SpaceX’s new Crew Dragon capsule successfully docked with the International Space Station, bringing the company’s first crew to the orbiting outpost. Their arrival marks another major milestone for SpaceX’s first crewed mission of the Crew Dragon, which successfully took off on Saturday from Cape Canaveral, Florida.
Now, the Crew Dragon’s passengers — NASA astronauts Bob Behnken and Doug Hurley — are set to begin an extended stay on board the ISS that could last up to four months. They will join three crew mates already living on board the station–NASA astronaut Chris Cassidy and Russian cosmonauts Anatoly Ivanishin and Ivan Vagner.
The Crew Dragon’s docking showcased one of the biggest features of SpaceX’s capsule: its automated docking system. The vehicle is designed to autonomously approach the ISS and latch on to a standardized docking port, without any input from its human passengers. SpaceX successfully showcased this ability last year when the company sent a test version of the Crew Dragon to the space station without a crew on board. But this time, the company needed to prove that the Crew Dragon could deliver when it had its most precious cargo on board.
Their docking comes after the astronauts spent about 19 hours inside Crew Dragon orbiting around Earth, following Saturday’s launch. After reaching orbit, Behnken and Hurley announced that they had named their capsule Endeavour.

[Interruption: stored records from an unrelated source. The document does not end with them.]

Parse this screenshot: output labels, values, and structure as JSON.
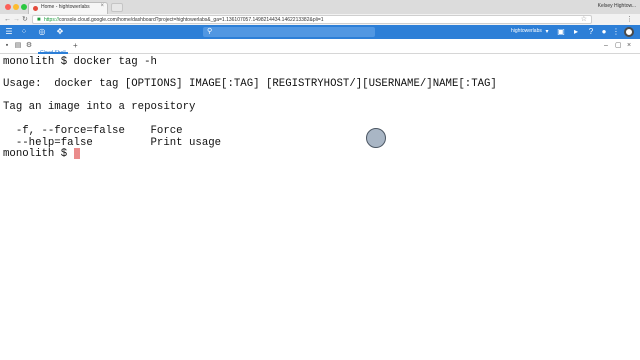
{
  "browser": {
    "tab_title": "Home - hightowerlabs",
    "profile_name": "Kelsey Hightow...",
    "url_scheme": "https://",
    "url_rest": "console.cloud.google.com/home/dashboard?project=hightowerlabs&_ga=1.136107057.1498214434.1462213382&pli=1"
  },
  "console": {
    "project_name": "hightowerlabs",
    "brand_color": "#2d7fd7"
  },
  "shell": {
    "tab_label": "Cloud Shell",
    "add_tab_label": "+"
  },
  "terminal": {
    "lines": [
      "monolith $ docker tag -h",
      "Usage:  docker tag [OPTIONS] IMAGE[:TAG] [REGISTRYHOST/][USERNAME/]NAME[:TAG]",
      "Tag an image into a repository",
      "  -f, --force=false    Force",
      "  --help=false         Print usage",
      "monolith $ "
    ],
    "cursor_color": "#ea8c8c"
  },
  "icons": {
    "nav": [
      "back-icon",
      "forward-icon",
      "reload-icon"
    ],
    "header": [
      "menu-icon",
      "gift-icon",
      "support-icon",
      "notifications-icon",
      "more-icon"
    ]
  }
}
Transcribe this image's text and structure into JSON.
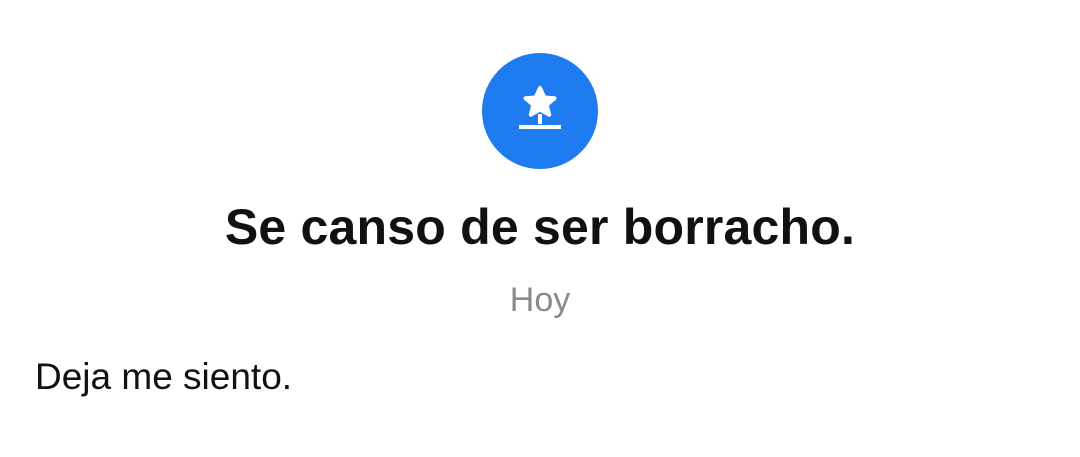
{
  "colors": {
    "accent": "#1f7cf0",
    "title_text": "#111111",
    "secondary_text": "#8a8a8e",
    "background": "#ffffff"
  },
  "event": {
    "icon": "pinned-star-icon",
    "title": "Se canso de ser borracho.",
    "date": "Hoy",
    "message": "Deja me siento."
  }
}
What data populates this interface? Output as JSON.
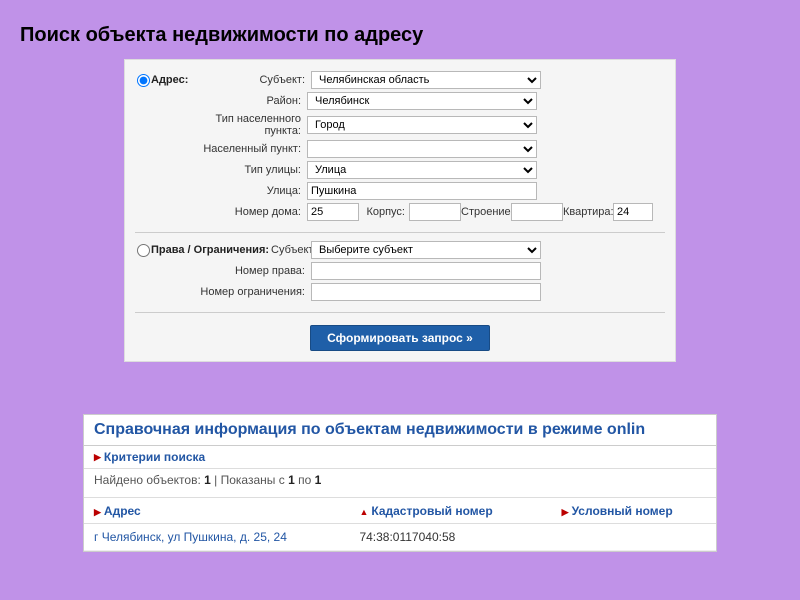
{
  "title": "Поиск объекта недвижимости по адресу",
  "form": {
    "address_section_label": "Адрес:",
    "rights_section_label": "Права / Ограничения:",
    "labels": {
      "subject": "Субъект:",
      "district": "Район:",
      "settlement_type": "Тип населенного пункта:",
      "settlement": "Населенный пункт:",
      "street_type": "Тип улицы:",
      "street": "Улица:",
      "house_no": "Номер дома:",
      "korpus": "Корпус:",
      "stroenie": "Строение:",
      "apartment": "Квартира:",
      "rights_subject": "Субъект:",
      "rights_no": "Номер права:",
      "restriction_no": "Номер ограничения:"
    },
    "values": {
      "subject": "Челябинская область",
      "district": "Челябинск",
      "settlement_type": "Город",
      "settlement": "",
      "street_type": "Улица",
      "street": "Пушкина",
      "house_no": "25",
      "korpus": "",
      "stroenie": "",
      "apartment": "24",
      "rights_subject": "Выберите субъект",
      "rights_no": "",
      "restriction_no": ""
    },
    "submit": "Сформировать запрос »"
  },
  "results": {
    "heading": "Справочная информация по объектам недвижимости в режиме onlin",
    "criteria_label": "Критерии поиска",
    "found_prefix": "Найдено объектов: ",
    "found_count": "1",
    "shown_sep": " | Показаны с ",
    "shown_from": "1",
    "shown_mid": " по ",
    "shown_to": "1",
    "columns": {
      "address": "Адрес",
      "cadastre": "Кадастровый номер",
      "conditional": "Условный номер"
    },
    "row": {
      "address": "г Челябинск, ул Пушкина, д. 25, 24",
      "cadastre": "74:38:0117040:58",
      "conditional": ""
    }
  }
}
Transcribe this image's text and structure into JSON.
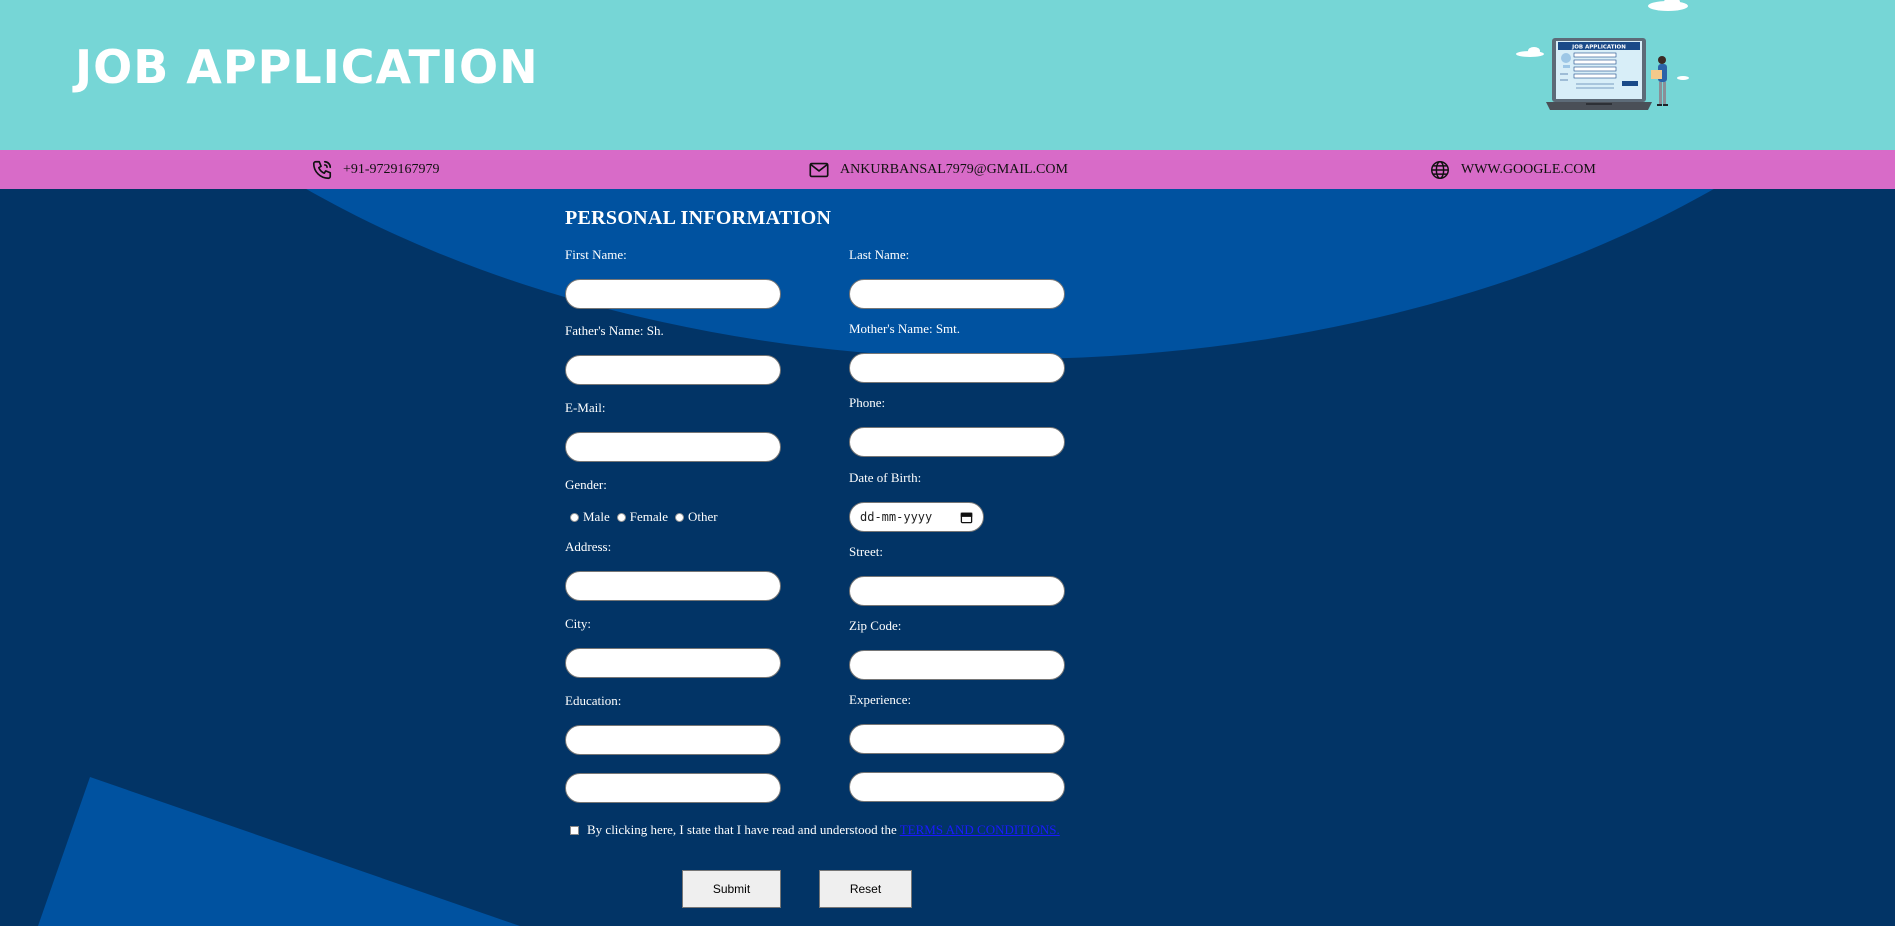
{
  "header": {
    "title": "JOB APPLICATION",
    "illustration_label": "JOB APPLICATION",
    "background_color": "#76d6d6"
  },
  "contact_bar": {
    "background_color": "#d86bc8",
    "phone": {
      "icon": "phone-icon",
      "text": "+91-9729167979"
    },
    "email": {
      "icon": "mail-icon",
      "text": "ANKURBANSAL7979@GMAIL.COM"
    },
    "website": {
      "icon": "globe-icon",
      "text": "WWW.GOOGLE.COM"
    }
  },
  "form": {
    "section_title": "PERSONAL INFORMATION",
    "labels": {
      "first_name": "First Name:",
      "last_name": "Last Name:",
      "father_name": "Father's Name: Sh.",
      "mother_name": "Mother's Name: Smt.",
      "email": "E-Mail:",
      "phone": "Phone:",
      "gender": "Gender:",
      "dob": "Date of Birth:",
      "address": "Address:",
      "street": "Street:",
      "city": "City:",
      "zip": "Zip Code:",
      "education": "Education:",
      "experience": "Experience:"
    },
    "gender_options": [
      "Male",
      "Female",
      "Other"
    ],
    "dob_placeholder": "dd-mm-yyyy",
    "terms_text": "By clicking here, I state that I have read and understood the",
    "terms_link": "TERMS AND CONDITIONS.",
    "submit_label": "Submit",
    "reset_label": "Reset"
  },
  "colors": {
    "background_dark": "#023466",
    "background_light": "#0052a0",
    "link": "#1a1aff"
  }
}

“We chose Endeavour for a few reasons: one because of this incredible endeavor NASA, SpaceX, and the United States has been on since the end of the Shuttle program back in 2011,” Hurley said during an event right after launching to space.